Outpatient facilities are often part of a larger hospital complex and provide access to physicians and the full range of therapists specializing in stroke rehabilitation. Patients typically spend several hours, often 3 days each week, at the facility taking part in coordinated therapy sessions and return home at night.

Comprehensive outpatient facilities frequently offer treatment programs as intense as those of inpatient facilities, but they also can offer less demanding regimens, depending on the patient's physical capacity. Rehabilitative services available at nursing facilities are more variable than are those at inpatient and outpatient units. Skilled nursing facilities usually place a greater emphasis on rehabilitation, whereas traditional nursing homes emphasize residential care. In addition, fewer hours of therapy are offered compared to outpatient and inpatient rehabilitation units.

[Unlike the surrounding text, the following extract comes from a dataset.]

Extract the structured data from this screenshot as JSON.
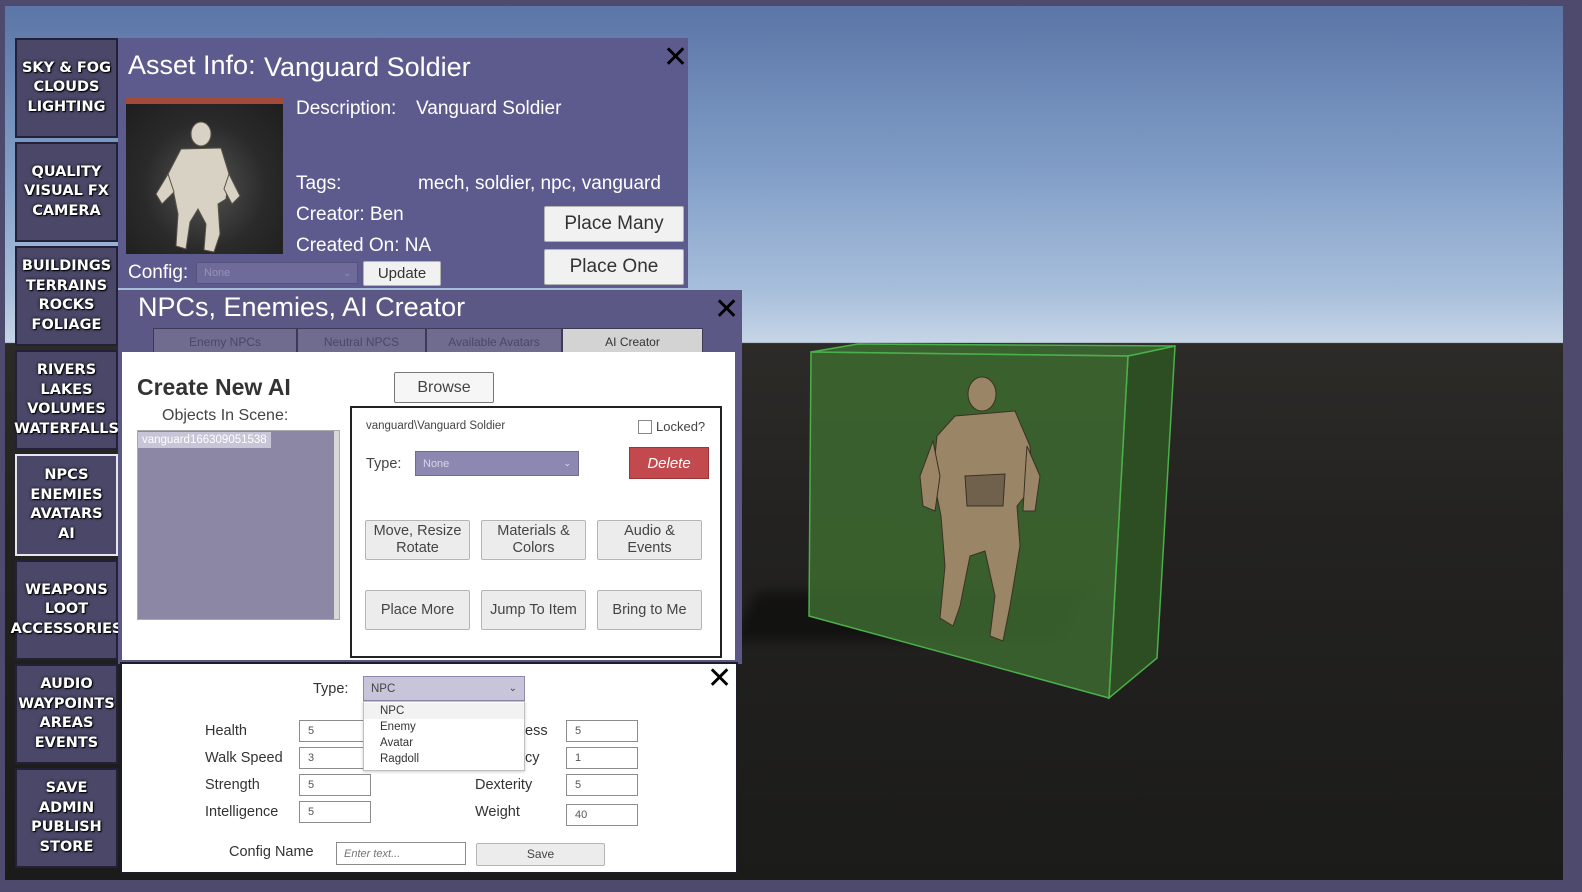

Home rehabilitation allows for great flexibility so that patients can tailor their program of rehabilitation and follow individual schedules.

She asked Google for a story about a Coast Guard stroke survivor. She found her soulmate.

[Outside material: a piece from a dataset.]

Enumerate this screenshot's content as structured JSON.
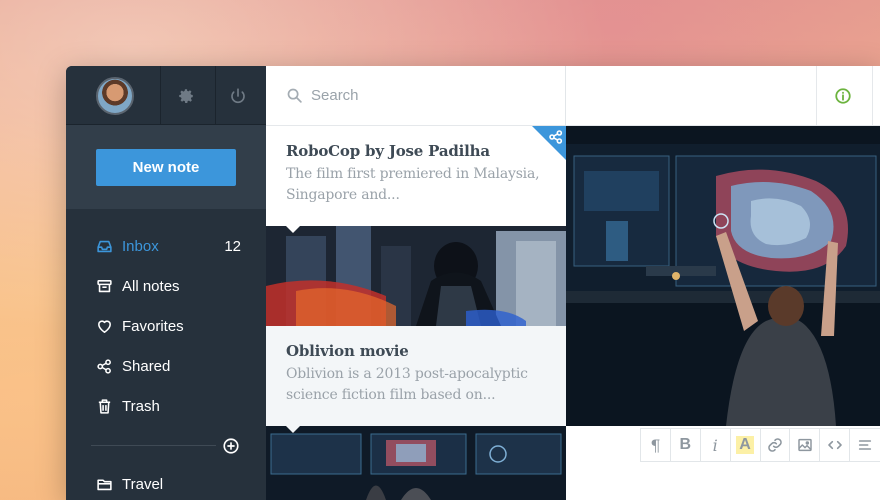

Stroke survivors may participate in an intensive level of therapy several hours per week or follow a less demanding regimen. These arrangements are often best suited for people who require treatment by only one type of rehabilitation therapist. Patients dependent on Medicare coverage for their rehabilitation must meet Medicare's "homebound" requirements to qualify for such services; at this time lack of transportation is not a valid reason for home therapy.

The major disadvantage of home-based rehabilitation programs is the lack of specialized equipment. However, undergoing treatment at home gives people the advantage of practicing skills and developing compensatory strategies in the context of their own living environment. In the recent stroke rehabilitation trial, intensive balance and strength rehabilitation in the home was equivalent to treadmill training at a rehabilitation facility in improving walking. National Institutes of Health NIH , has primary responsibility for sponsoring research on disorders of the brain and nervous system, including the acute phase of stroke and the restoration of function after stroke.

The National Eye Institute funds work directed at restoration of vision and rehabilitation for individuals with impaired or low vision that may be due to vascular disease or stroke. The NINDS supports research on ways to enhance repair and regeneration of the central nervous system. Scientists funded by the NINDS are studying how the brain responds to experience or adapts to injury by reorganizing its functions plasticity —using noninvasive imaging technologies to map patterns of biological activity inside the brain.

Other NINDS-sponsored scientists are looking at brain reorganization after stroke and determining whether specific rehabilitative techniques, such as constraint-induced movement therapy and transcranial magnetic stimulation, can stimulate brain plasticity, thereby improving motor function and decreasing disability. Other scientists are experimenting with implantation of neural stem cells, to see if these cells may be able to replace the cells that died as a result of a stroke.

When blood flow is interrupted, brain cells are robbed of vital supplies of oxygen and nutrients. About 80 percent of strokes are caused by the blockage of an artery in the neck or brain. A hemorrhagic stroke is caused by a burst blood vessel in the brain that causes bleeding into or around the brain. This ability to adapt and change is known as neuroplasticity.


  • Stroke Survivor Stories | gepydylyhyhe.ga.
  • What to expect during stroke recovery | Brain | UT Southwestern Medical Center.
  • Uplifting Stroke Recovery Stories that Will Inspire You to Keep Going;
  • A Phoenix Rising And Other Gay Plays.
  • Quotes and Sayings: Quotes of Wisdom and Knowledge!
  • Stroke fact sheet available in multiple languages through MedlinePlus. Ataque Cerebral. NINDS health-related material is provided for information purposes only and does not necessarily represent endorsement by or an official position of the National Institute of Neurological Disorders and Stroke or any other Federal agency.